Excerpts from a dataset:
- Opening Delimiter -
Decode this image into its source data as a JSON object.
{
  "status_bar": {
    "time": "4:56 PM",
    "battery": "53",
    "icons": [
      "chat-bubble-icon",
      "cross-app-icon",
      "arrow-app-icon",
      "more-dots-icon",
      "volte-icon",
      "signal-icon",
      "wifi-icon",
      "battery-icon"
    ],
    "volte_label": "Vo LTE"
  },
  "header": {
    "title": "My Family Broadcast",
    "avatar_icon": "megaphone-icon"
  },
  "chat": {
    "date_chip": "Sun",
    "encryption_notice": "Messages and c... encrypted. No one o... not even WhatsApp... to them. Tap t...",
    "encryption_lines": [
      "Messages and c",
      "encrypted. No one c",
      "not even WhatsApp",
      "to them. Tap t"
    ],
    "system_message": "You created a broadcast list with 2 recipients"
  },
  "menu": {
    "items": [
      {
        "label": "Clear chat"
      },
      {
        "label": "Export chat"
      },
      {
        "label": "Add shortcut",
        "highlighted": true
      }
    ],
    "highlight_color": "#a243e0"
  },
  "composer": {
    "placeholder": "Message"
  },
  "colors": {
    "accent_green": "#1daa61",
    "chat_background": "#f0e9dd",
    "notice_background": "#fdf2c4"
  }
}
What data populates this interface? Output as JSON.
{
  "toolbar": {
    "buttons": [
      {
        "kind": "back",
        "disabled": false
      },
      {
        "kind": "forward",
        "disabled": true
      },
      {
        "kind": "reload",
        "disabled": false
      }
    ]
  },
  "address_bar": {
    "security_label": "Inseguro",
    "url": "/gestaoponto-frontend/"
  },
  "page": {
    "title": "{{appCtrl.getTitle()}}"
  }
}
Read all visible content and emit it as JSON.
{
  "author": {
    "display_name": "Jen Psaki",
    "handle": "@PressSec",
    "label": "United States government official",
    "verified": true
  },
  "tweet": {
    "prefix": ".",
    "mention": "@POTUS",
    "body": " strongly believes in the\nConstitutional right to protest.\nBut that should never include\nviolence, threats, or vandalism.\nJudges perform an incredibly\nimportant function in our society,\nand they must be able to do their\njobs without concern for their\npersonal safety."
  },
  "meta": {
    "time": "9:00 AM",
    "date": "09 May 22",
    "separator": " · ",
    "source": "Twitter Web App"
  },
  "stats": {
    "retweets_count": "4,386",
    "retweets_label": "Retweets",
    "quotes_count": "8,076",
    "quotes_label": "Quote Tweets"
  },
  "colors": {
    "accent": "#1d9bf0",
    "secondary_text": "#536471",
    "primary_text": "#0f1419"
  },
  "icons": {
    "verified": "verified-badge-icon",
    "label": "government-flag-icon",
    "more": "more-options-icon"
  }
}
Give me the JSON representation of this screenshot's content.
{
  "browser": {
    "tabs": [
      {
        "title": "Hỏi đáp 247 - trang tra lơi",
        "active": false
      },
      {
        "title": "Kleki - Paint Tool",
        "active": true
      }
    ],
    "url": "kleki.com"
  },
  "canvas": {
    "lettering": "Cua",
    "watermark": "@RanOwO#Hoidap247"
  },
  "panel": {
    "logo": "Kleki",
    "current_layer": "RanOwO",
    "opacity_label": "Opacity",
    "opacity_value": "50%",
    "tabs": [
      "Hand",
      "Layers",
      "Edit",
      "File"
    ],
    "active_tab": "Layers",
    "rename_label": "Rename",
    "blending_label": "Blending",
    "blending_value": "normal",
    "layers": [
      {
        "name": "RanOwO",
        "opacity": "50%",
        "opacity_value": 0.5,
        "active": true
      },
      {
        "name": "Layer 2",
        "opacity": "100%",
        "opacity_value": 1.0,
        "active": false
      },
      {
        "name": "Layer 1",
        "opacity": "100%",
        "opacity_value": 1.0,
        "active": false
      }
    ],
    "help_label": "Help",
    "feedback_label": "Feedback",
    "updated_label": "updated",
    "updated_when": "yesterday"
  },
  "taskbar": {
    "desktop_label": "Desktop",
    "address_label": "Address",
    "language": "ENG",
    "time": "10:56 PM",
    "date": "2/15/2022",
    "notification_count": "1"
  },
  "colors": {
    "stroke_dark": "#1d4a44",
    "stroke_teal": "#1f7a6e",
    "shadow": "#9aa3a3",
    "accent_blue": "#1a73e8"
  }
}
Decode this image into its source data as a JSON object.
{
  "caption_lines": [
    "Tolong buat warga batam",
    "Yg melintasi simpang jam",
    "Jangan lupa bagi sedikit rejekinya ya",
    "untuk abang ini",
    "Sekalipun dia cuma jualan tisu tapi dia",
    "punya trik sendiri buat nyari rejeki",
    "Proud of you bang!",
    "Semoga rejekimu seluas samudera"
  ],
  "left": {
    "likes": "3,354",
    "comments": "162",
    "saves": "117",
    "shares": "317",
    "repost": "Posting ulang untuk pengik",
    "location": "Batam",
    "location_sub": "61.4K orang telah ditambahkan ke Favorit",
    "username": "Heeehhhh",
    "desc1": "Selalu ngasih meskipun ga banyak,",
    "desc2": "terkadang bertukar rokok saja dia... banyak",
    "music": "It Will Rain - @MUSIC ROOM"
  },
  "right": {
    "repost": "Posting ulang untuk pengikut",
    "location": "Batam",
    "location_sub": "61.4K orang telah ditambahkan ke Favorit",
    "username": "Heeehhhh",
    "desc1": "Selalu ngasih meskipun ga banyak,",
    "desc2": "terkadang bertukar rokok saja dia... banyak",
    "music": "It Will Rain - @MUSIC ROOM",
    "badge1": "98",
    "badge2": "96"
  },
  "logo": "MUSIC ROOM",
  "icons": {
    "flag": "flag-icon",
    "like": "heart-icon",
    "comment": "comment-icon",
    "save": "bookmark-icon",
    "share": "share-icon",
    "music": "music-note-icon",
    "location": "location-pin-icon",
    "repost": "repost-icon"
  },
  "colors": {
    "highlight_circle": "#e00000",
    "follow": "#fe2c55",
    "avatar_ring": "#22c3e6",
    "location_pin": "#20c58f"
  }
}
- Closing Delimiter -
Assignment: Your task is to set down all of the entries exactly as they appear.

Exercise answer:
Decode this image into its source data as a JSON object.
{
  "status_bar": {
    "time": "4:56 PM",
    "battery": "53",
    "icons": [
      "chat-bubble-icon",
      "cross-app-icon",
      "arrow-app-icon",
      "more-dots-icon",
      "volte-icon",
      "signal-icon",
      "wifi-icon",
      "battery-icon"
    ],
    "volte_label": "Vo LTE"
  },
  "header": {
    "title": "My Family Broadcast",
    "avatar_icon": "megaphone-icon"
  },
  "chat": {
    "date_chip": "Sun",
    "encryption_notice": "Messages and c... encrypted. No one o... not even WhatsApp... to them. Tap t...",
    "encryption_lines": [
      "Messages and c",
      "encrypted. No one c",
      "not even WhatsApp",
      "to them. Tap t"
    ],
    "system_message": "You created a broadcast list with 2 recipients"
  },
  "menu": {
    "items": [
      {
        "label": "Clear chat"
      },
      {
        "label": "Export chat"
      },
      {
        "label": "Add shortcut",
        "highlighted": true
      }
    ],
    "highlight_color": "#a243e0"
  },
  "composer": {
    "placeholder": "Message"
  },
  "colors": {
    "accent_green": "#1daa61",
    "chat_background": "#f0e9dd",
    "notice_background": "#fdf2c4"
  }
}
What data populates this interface? Output as JSON.
{
  "toolbar": {
    "buttons": [
      {
        "kind": "back",
        "disabled": false
      },
      {
        "kind": "forward",
        "disabled": true
      },
      {
        "kind": "reload",
        "disabled": false
      }
    ]
  },
  "address_bar": {
    "security_label": "Inseguro",
    "url": "/gestaoponto-frontend/"
  },
  "page": {
    "title": "{{appCtrl.getTitle()}}"
  }
}
Read all visible content and emit it as JSON.
{
  "author": {
    "display_name": "Jen Psaki",
    "handle": "@PressSec",
    "label": "United States government official",
    "verified": true
  },
  "tweet": {
    "prefix": ".",
    "mention": "@POTUS",
    "body": " strongly believes in the\nConstitutional right to protest.\nBut that should never include\nviolence, threats, or vandalism.\nJudges perform an incredibly\nimportant function in our society,\nand they must be able to do their\njobs without concern for their\npersonal safety."
  },
  "meta": {
    "time": "9:00 AM",
    "date": "09 May 22",
    "separator": " · ",
    "source": "Twitter Web App"
  },
  "stats": {
    "retweets_count": "4,386",
    "retweets_label": "Retweets",
    "quotes_count": "8,076",
    "quotes_label": "Quote Tweets"
  },
  "colors": {
    "accent": "#1d9bf0",
    "secondary_text": "#536471",
    "primary_text": "#0f1419"
  },
  "icons": {
    "verified": "verified-badge-icon",
    "label": "government-flag-icon",
    "more": "more-options-icon"
  }
}
Give me the JSON representation of this screenshot's content.
{
  "browser": {
    "tabs": [
      {
        "title": "Hỏi đáp 247 - trang tra lơi",
        "active": false
      },
      {
        "title": "Kleki - Paint Tool",
        "active": true
      }
    ],
    "url": "kleki.com"
  },
  "canvas": {
    "lettering": "Cua",
    "watermark": "@RanOwO#Hoidap247"
  },
  "panel": {
    "logo": "Kleki",
    "current_layer": "RanOwO",
    "opacity_label": "Opacity",
    "opacity_value": "50%",
    "tabs": [
      "Hand",
      "Layers",
      "Edit",
      "File"
    ],
    "active_tab": "Layers",
    "rename_label": "Rename",
    "blending_label": "Blending",
    "blending_value": "normal",
    "layers": [
      {
        "name": "RanOwO",
        "opacity": "50%",
        "opacity_value": 0.5,
        "active": true
      },
      {
        "name": "Layer 2",
        "opacity": "100%",
        "opacity_value": 1.0,
        "active": false
      },
      {
        "name": "Layer 1",
        "opacity": "100%",
        "opacity_value": 1.0,
        "active": false
      }
    ],
    "help_label": "Help",
    "feedback_label": "Feedback",
    "updated_label": "updated",
    "updated_when": "yesterday"
  },
  "taskbar": {
    "desktop_label": "Desktop",
    "address_label": "Address",
    "language": "ENG",
    "time": "10:56 PM",
    "date": "2/15/2022",
    "notification_count": "1"
  },
  "colors": {
    "stroke_dark": "#1d4a44",
    "stroke_teal": "#1f7a6e",
    "shadow": "#9aa3a3",
    "accent_blue": "#1a73e8"
  }
}
Decode this image into its source data as a JSON object.
{
  "caption_lines": [
    "Tolong buat warga batam",
    "Yg melintasi simpang jam",
    "Jangan lupa bagi sedikit rejekinya ya",
    "untuk abang ini",
    "Sekalipun dia cuma jualan tisu tapi dia",
    "punya trik sendiri buat nyari rejeki",
    "Proud of you bang!",
    "Semoga rejekimu seluas samudera"
  ],
  "left": {
    "likes": "3,354",
    "comments": "162",
    "saves": "117",
    "shares": "317",
    "repost": "Posting ulang untuk pengik",
    "location": "Batam",
    "location_sub": "61.4K orang telah ditambahkan ke Favorit",
    "username": "Heeehhhh",
    "desc1": "Selalu ngasih meskipun ga banyak,",
    "desc2": "terkadang bertukar rokok saja dia... banyak",
    "music": "It Will Rain - @MUSIC ROOM"
  },
  "right": {
    "repost": "Posting ulang untuk pengikut",
    "location": "Batam",
    "location_sub": "61.4K orang telah ditambahkan ke Favorit",
    "username": "Heeehhhh",
    "desc1": "Selalu ngasih meskipun ga banyak,",
    "desc2": "terkadang bertukar rokok saja dia... banyak",
    "music": "It Will Rain - @MUSIC ROOM",
    "badge1": "98",
    "badge2": "96"
  },
  "logo": "MUSIC ROOM",
  "icons": {
    "flag": "flag-icon",
    "like": "heart-icon",
    "comment": "comment-icon",
    "save": "bookmark-icon",
    "share": "share-icon",
    "music": "music-note-icon",
    "location": "location-pin-icon",
    "repost": "repost-icon"
  },
  "colors": {
    "highlight_circle": "#e00000",
    "follow": "#fe2c55",
    "avatar_ring": "#22c3e6",
    "location_pin": "#20c58f"
  }
}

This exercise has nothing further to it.